With the 2011/12 A-League season upon us, let’s take a look at the highlights and low points of what has been an extraordinarily protracted off-season for many clubs.
With the 2011/12 A-League season upon us, let-s take a look at the highlights and low points of what has been an extraordinarily protracted off-season for many clubs, especially those who were not involved in finals football or the ACL – namely, Newcastle Jets, Melbourne Heart and Perth Glory.
These teams have not kicked a ball in anger since mid-February, making this off season the most difficult in Hyundai A-League history to manage and plan.
That incredible eight-month break has certainly seen some of the biggest developments in A-League history; some good, some bad and some just plain ugly.
It-s obvious, but we can-t go past the introduction of Harry Kewell and Brett Emerton as a massive and much-needed shot in the arm for the domestic league. Let-s hope that Fred can also re-create his 2006 heroics.
The boys are back in town – enough said.
The FFA remembered that the A-League needs some marketing dollars spent on it, and dusted out the advertising plans from previous years. The result has been a fan-based “We Are Football” campaign which bravely takes on the other codes.
Finally, the FFA takes the fight to the other codes at domestic level.
The demise of North Queensland Fury will go down as a dark day in the history of the league, and represents the single biggest failure so far in the eyes of many by the FFA. It expanded into the wrong market, chose the wrong consortium, and then eventually left the club, players and fans in North Queensland high and dry.
Poor decision-making and a generally shambolic process.

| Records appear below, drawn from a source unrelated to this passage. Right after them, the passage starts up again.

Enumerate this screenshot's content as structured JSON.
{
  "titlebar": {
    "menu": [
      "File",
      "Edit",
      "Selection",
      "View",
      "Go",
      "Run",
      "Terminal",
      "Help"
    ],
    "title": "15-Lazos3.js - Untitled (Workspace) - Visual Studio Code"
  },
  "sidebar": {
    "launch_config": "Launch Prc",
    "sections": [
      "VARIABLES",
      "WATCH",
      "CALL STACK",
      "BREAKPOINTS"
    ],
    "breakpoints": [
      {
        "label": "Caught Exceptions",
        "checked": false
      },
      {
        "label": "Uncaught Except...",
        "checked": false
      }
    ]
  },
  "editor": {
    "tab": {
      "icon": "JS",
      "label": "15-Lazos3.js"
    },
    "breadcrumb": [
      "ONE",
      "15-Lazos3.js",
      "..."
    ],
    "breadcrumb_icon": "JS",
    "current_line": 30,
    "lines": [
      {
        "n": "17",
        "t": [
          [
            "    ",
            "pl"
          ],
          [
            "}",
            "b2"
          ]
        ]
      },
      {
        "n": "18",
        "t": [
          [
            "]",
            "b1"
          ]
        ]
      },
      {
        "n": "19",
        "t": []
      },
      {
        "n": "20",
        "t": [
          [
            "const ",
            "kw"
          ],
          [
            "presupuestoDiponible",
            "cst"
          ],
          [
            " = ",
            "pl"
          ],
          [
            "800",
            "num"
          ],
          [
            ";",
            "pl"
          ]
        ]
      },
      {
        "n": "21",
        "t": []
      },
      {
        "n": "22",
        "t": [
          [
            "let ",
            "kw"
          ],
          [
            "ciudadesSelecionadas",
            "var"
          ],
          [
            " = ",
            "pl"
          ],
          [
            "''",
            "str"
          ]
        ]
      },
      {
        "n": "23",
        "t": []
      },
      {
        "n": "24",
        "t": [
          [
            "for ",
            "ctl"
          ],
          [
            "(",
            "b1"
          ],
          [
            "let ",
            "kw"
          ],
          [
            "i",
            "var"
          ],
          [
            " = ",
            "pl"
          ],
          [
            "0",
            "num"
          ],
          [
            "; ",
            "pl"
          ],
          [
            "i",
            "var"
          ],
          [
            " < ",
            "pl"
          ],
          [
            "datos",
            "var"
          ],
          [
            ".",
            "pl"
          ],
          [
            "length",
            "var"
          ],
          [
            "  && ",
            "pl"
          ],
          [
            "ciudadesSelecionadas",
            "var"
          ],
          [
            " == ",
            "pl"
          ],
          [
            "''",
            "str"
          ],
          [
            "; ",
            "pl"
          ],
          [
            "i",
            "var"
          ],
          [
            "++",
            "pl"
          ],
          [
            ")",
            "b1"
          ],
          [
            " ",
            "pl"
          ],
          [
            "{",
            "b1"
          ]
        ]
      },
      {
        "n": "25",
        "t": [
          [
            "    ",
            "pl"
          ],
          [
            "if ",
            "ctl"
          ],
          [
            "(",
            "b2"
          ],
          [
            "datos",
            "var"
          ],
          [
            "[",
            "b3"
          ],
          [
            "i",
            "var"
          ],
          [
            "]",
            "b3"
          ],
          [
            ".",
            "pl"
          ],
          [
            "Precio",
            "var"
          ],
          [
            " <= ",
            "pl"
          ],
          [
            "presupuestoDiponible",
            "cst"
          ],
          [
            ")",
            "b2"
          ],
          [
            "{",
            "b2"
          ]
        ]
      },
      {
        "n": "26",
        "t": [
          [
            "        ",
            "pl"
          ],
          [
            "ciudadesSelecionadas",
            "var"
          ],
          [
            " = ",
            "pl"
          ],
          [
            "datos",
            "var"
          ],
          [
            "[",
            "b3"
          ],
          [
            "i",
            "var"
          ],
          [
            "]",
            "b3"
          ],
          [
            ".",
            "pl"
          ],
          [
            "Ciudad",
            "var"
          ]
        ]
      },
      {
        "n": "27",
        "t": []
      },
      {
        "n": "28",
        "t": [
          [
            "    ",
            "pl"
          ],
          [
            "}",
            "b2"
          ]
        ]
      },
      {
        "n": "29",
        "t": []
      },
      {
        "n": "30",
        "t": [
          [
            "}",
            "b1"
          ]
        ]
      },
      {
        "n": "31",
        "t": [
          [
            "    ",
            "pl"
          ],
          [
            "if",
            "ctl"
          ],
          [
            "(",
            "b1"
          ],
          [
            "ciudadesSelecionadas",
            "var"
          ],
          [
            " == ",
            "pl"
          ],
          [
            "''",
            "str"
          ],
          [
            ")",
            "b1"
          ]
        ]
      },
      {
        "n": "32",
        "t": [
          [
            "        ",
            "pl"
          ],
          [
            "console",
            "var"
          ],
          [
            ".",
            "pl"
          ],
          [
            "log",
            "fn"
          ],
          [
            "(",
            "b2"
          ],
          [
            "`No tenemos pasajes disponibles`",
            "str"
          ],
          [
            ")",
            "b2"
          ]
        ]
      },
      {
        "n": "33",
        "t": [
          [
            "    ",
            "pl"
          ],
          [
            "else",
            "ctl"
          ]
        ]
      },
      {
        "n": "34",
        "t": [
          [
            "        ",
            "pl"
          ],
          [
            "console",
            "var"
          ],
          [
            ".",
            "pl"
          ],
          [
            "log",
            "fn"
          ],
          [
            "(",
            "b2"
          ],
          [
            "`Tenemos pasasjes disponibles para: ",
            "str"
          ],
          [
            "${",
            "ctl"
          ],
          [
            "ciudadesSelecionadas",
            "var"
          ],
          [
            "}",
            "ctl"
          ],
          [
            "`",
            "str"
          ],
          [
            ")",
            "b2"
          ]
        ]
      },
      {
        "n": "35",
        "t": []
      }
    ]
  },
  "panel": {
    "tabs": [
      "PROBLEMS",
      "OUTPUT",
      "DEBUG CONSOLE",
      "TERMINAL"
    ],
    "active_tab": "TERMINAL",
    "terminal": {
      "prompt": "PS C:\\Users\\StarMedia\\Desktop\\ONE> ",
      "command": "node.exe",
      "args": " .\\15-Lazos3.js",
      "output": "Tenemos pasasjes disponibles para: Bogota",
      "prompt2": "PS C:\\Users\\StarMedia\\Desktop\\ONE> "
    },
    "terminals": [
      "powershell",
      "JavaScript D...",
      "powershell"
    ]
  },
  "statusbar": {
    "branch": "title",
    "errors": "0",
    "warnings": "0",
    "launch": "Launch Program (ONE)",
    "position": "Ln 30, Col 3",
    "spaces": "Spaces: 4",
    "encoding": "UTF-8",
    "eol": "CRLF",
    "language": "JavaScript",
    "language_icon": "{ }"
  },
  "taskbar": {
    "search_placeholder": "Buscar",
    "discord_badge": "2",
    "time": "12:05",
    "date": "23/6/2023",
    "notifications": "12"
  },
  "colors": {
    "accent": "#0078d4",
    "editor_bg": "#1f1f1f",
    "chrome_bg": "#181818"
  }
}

The loss of several leading players, including last season-s Johnny Warren Medal winner, Marcos Flores, goal machines Kosta Barbarouses and Matt Leckie, as well as Socceroos Matt McKay and Robbie Kruse has robbed the league of some of its brightest talents.
This is a double-edged sword – it-s difficult to replace these guys, but great that our better players are being noticed and picked up by overseas clubs.

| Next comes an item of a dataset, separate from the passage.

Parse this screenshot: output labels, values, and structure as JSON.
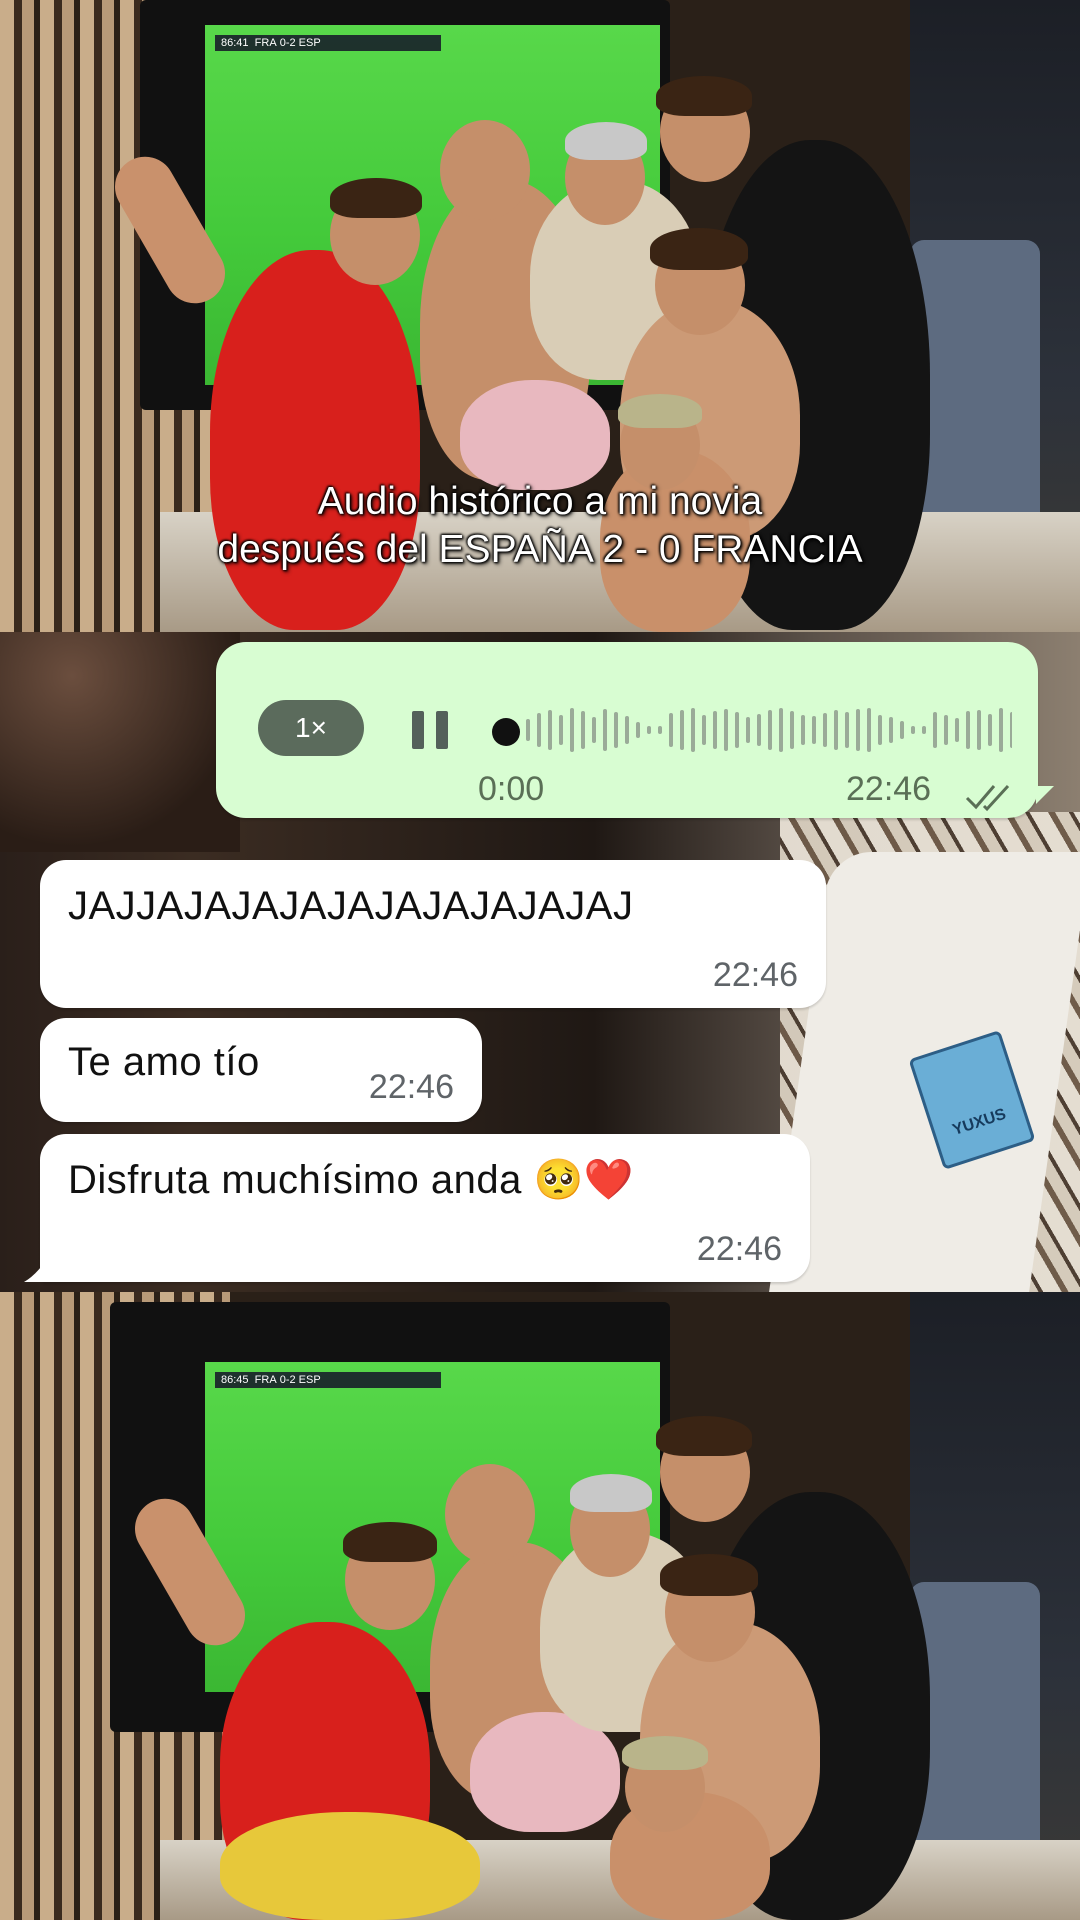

The Culina saga is an unmitigated disaster for the Jets on the eve of the season. The terrible injury to their marquee player itself was bad enough, but was then compounded by the insurance company-s decision not to cover his large salary.

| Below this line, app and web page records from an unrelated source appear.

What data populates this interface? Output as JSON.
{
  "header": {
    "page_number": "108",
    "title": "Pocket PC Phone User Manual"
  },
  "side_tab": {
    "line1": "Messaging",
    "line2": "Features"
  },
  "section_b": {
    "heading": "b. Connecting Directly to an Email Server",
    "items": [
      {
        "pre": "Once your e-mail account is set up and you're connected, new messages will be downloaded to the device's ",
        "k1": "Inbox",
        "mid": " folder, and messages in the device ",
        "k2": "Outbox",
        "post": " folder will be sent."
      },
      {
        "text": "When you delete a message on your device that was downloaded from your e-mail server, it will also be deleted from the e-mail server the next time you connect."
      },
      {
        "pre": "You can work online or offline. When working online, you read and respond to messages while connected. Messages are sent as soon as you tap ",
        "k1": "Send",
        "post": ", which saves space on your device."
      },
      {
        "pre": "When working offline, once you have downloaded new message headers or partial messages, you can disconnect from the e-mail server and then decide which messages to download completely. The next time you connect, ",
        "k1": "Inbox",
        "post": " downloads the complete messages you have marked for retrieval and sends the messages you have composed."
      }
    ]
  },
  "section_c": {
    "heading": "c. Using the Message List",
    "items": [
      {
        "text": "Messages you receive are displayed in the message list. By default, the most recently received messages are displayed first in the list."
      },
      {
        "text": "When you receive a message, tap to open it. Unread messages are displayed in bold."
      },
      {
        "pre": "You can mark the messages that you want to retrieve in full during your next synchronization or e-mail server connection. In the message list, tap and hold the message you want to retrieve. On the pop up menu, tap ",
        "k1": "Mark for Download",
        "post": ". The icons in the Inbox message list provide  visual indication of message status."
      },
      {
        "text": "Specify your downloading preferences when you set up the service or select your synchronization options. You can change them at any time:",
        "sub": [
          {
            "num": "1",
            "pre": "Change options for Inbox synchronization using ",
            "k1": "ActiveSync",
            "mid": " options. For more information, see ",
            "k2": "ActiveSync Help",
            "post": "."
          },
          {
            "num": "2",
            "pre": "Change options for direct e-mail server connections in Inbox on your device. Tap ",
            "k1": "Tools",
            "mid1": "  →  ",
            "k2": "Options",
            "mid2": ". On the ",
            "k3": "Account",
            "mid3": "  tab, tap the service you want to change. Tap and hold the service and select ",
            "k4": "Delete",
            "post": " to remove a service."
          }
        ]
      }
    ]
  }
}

Can things get worse? Sure, you can sack your coach too. Wow. Whilst there may be those who have pointed the finger at Branko, I feel really sorry for Jason who seems to be the forgotten victim in all this.
He-s been a top Socceroo for a long time and took the brave decision to come back to the A-League at a time when he could have stayed in Europe. His reward has been a serious injury and playing his part in his dad-s sacking, inadvertent as it was.
Emotion aside, I think breaking the Culina clique and restoring the quality within the squad could be the catalyst needed to fire up a determined Jets squad.
Late turmoil a blessing in disguise for a resilient Jets squad that seem to thrive on adversity.
Death by a thousand cuts in New Zealand. After saving New Zealand football when he came to the rescue of the New Zealand Knights, Terry Serepisos completed a dramatic fall from grace as his business empire crumbled around him, leaving a thread-bare and under-resourced squad to stutter through what must go down as the worst pre-season any club has experienced in the A-League.
Fingers crossed that the recent change in ownership has not come too late for Phoenix to turn things around and make a play for a finals spot.
Don-t hold your breath on a Phoenix top 6 finish – recent changes may be too little, too late to save the season.